What you need to do:
Write out all the entries below without any change.

Stored data:
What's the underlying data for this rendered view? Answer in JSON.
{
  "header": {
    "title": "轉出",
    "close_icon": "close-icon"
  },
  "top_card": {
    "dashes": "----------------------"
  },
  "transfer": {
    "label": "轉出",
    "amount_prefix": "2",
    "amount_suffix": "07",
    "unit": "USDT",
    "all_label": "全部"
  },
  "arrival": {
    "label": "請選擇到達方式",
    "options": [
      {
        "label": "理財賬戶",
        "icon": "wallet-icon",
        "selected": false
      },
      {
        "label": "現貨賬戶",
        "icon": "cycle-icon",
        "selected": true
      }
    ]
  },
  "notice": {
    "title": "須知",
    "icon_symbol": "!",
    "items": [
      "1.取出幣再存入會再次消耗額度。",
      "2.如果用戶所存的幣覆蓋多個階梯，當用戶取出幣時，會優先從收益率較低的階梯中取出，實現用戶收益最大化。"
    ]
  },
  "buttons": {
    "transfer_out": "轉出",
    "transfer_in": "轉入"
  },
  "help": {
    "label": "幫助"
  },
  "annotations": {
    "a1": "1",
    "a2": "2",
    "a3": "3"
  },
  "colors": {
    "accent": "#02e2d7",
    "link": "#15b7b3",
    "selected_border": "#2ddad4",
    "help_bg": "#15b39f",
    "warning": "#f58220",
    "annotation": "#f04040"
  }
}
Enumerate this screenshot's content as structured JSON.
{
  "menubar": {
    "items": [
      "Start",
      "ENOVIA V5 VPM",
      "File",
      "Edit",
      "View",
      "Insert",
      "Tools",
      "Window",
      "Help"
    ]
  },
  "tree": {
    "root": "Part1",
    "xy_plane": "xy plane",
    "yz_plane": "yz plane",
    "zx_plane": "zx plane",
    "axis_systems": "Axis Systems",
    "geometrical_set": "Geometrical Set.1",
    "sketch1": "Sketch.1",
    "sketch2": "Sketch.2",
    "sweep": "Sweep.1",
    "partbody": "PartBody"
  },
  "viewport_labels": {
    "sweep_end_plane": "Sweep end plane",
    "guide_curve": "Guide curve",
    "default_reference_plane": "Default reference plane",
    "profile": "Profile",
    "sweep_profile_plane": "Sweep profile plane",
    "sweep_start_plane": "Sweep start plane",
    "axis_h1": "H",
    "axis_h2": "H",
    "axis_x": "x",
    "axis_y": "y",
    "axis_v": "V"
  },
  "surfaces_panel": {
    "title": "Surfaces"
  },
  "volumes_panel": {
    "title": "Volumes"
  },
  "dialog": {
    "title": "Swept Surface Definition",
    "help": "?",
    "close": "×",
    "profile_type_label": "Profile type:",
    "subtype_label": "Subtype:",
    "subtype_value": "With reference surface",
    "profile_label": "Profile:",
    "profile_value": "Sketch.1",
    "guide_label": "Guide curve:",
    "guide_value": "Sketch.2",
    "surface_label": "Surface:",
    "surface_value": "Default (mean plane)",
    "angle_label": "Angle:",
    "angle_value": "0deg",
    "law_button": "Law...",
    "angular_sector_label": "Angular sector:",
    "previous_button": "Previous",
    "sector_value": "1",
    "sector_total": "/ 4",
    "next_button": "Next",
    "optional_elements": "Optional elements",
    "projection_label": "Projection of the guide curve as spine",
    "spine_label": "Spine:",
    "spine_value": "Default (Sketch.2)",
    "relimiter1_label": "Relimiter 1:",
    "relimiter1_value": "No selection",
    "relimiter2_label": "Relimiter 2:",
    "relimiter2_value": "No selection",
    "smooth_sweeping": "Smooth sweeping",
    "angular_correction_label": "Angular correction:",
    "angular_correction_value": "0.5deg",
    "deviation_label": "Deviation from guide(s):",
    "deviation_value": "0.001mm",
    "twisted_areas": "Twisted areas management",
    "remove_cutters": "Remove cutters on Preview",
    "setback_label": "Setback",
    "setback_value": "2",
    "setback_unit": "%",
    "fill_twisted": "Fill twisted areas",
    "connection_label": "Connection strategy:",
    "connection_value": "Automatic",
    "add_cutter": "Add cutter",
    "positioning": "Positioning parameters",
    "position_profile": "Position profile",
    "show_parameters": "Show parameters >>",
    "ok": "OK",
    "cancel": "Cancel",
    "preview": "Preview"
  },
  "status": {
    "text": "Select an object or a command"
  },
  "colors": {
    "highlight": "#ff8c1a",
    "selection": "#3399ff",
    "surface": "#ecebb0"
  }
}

Solution for this exercise:
What's the underlying data for this rendered view? Answer in JSON.
{
  "header": {
    "title": "轉出",
    "close_icon": "close-icon"
  },
  "top_card": {
    "dashes": "----------------------"
  },
  "transfer": {
    "label": "轉出",
    "amount_prefix": "2",
    "amount_suffix": "07",
    "unit": "USDT",
    "all_label": "全部"
  },
  "arrival": {
    "label": "請選擇到達方式",
    "options": [
      {
        "label": "理財賬戶",
        "icon": "wallet-icon",
        "selected": false
      },
      {
        "label": "現貨賬戶",
        "icon": "cycle-icon",
        "selected": true
      }
    ]
  },
  "notice": {
    "title": "須知",
    "icon_symbol": "!",
    "items": [
      "1.取出幣再存入會再次消耗額度。",
      "2.如果用戶所存的幣覆蓋多個階梯，當用戶取出幣時，會優先從收益率較低的階梯中取出，實現用戶收益最大化。"
    ]
  },
  "buttons": {
    "transfer_out": "轉出",
    "transfer_in": "轉入"
  },
  "help": {
    "label": "幫助"
  },
  "annotations": {
    "a1": "1",
    "a2": "2",
    "a3": "3"
  },
  "colors": {
    "accent": "#02e2d7",
    "link": "#15b7b3",
    "selected_border": "#2ddad4",
    "help_bg": "#15b39f",
    "warning": "#f58220",
    "annotation": "#f04040"
  }
}
Enumerate this screenshot's content as structured JSON.
{
  "menubar": {
    "items": [
      "Start",
      "ENOVIA V5 VPM",
      "File",
      "Edit",
      "View",
      "Insert",
      "Tools",
      "Window",
      "Help"
    ]
  },
  "tree": {
    "root": "Part1",
    "xy_plane": "xy plane",
    "yz_plane": "yz plane",
    "zx_plane": "zx plane",
    "axis_systems": "Axis Systems",
    "geometrical_set": "Geometrical Set.1",
    "sketch1": "Sketch.1",
    "sketch2": "Sketch.2",
    "sweep": "Sweep.1",
    "partbody": "PartBody"
  },
  "viewport_labels": {
    "sweep_end_plane": "Sweep end plane",
    "guide_curve": "Guide curve",
    "default_reference_plane": "Default reference plane",
    "profile": "Profile",
    "sweep_profile_plane": "Sweep profile plane",
    "sweep_start_plane": "Sweep start plane",
    "axis_h1": "H",
    "axis_h2": "H",
    "axis_x": "x",
    "axis_y": "y",
    "axis_v": "V"
  },
  "surfaces_panel": {
    "title": "Surfaces"
  },
  "volumes_panel": {
    "title": "Volumes"
  },
  "dialog": {
    "title": "Swept Surface Definition",
    "help": "?",
    "close": "×",
    "profile_type_label": "Profile type:",
    "subtype_label": "Subtype:",
    "subtype_value": "With reference surface",
    "profile_label": "Profile:",
    "profile_value": "Sketch.1",
    "guide_label": "Guide curve:",
    "guide_value": "Sketch.2",
    "surface_label": "Surface:",
    "surface_value": "Default (mean plane)",
    "angle_label": "Angle:",
    "angle_value": "0deg",
    "law_button": "Law...",
    "angular_sector_label": "Angular sector:",
    "previous_button": "Previous",
    "sector_value": "1",
    "sector_total": "/ 4",
    "next_button": "Next",
    "optional_elements": "Optional elements",
    "projection_label": "Projection of the guide curve as spine",
    "spine_label": "Spine:",
    "spine_value": "Default (Sketch.2)",
    "relimiter1_label": "Relimiter 1:",
    "relimiter1_value": "No selection",
    "relimiter2_label": "Relimiter 2:",
    "relimiter2_value": "No selection",
    "smooth_sweeping": "Smooth sweeping",
    "angular_correction_label": "Angular correction:",
    "angular_correction_value": "0.5deg",
    "deviation_label": "Deviation from guide(s):",
    "deviation_value": "0.001mm",
    "twisted_areas": "Twisted areas management",
    "remove_cutters": "Remove cutters on Preview",
    "setback_label": "Setback",
    "setback_value": "2",
    "setback_unit": "%",
    "fill_twisted": "Fill twisted areas",
    "connection_label": "Connection strategy:",
    "connection_value": "Automatic",
    "add_cutter": "Add cutter",
    "positioning": "Positioning parameters",
    "position_profile": "Position profile",
    "show_parameters": "Show parameters >>",
    "ok": "OK",
    "cancel": "Cancel",
    "preview": "Preview"
  },
  "status": {
    "text": "Select an object or a command"
  },
  "colors": {
    "highlight": "#ff8c1a",
    "selection": "#3399ff",
    "surface": "#ecebb0"
  }
}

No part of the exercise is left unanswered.